So this is how the story goes. In 1826 a London merchant decides to buy some cloth from a weaver in Hawick, a town in the Scottish borders famous for its cloth production. Very happy with his order, he decides to get some more but – crucially – misreads the weaver’s dashed handwriting. Instead of ‘twill’ this Londoner reads ‘tweed’, and assumes this new cloth must take after the River Tweed which runs fast and clear through the textile areas of lower Scotland. ‘Tweed’ and not ’twill’ has been the term used ever since.
London Street Views 1840
New to London? Here for business or perhaps a little shopping? Looking for a specific building?

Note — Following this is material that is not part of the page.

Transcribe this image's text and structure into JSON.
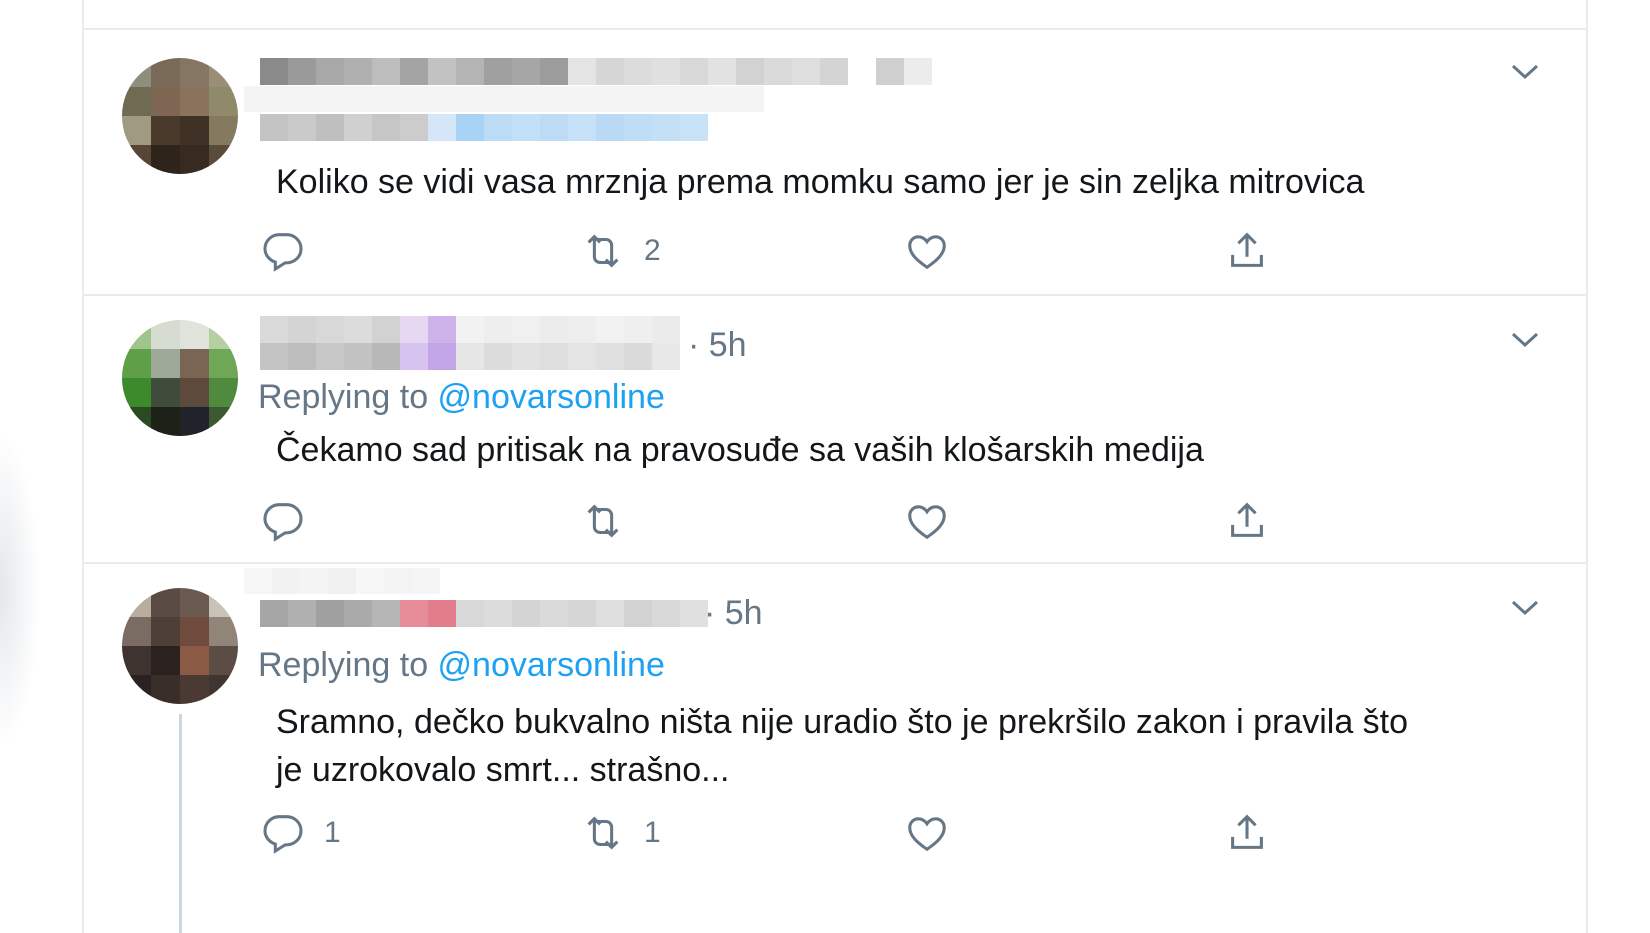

These days we might use the internet or our smartphones to find the right places and navigate around the city, technology of which the Victorian visitor to London could only dream.
A starring role for the Suffragette collection
As curator of the museum’s wonderful Suffragette collection I often welcome ‘important’ visitors to the archive, captivated by the story of the women who endured imprisonment, hunger-strike and even force-feeding in their battle to win the vote.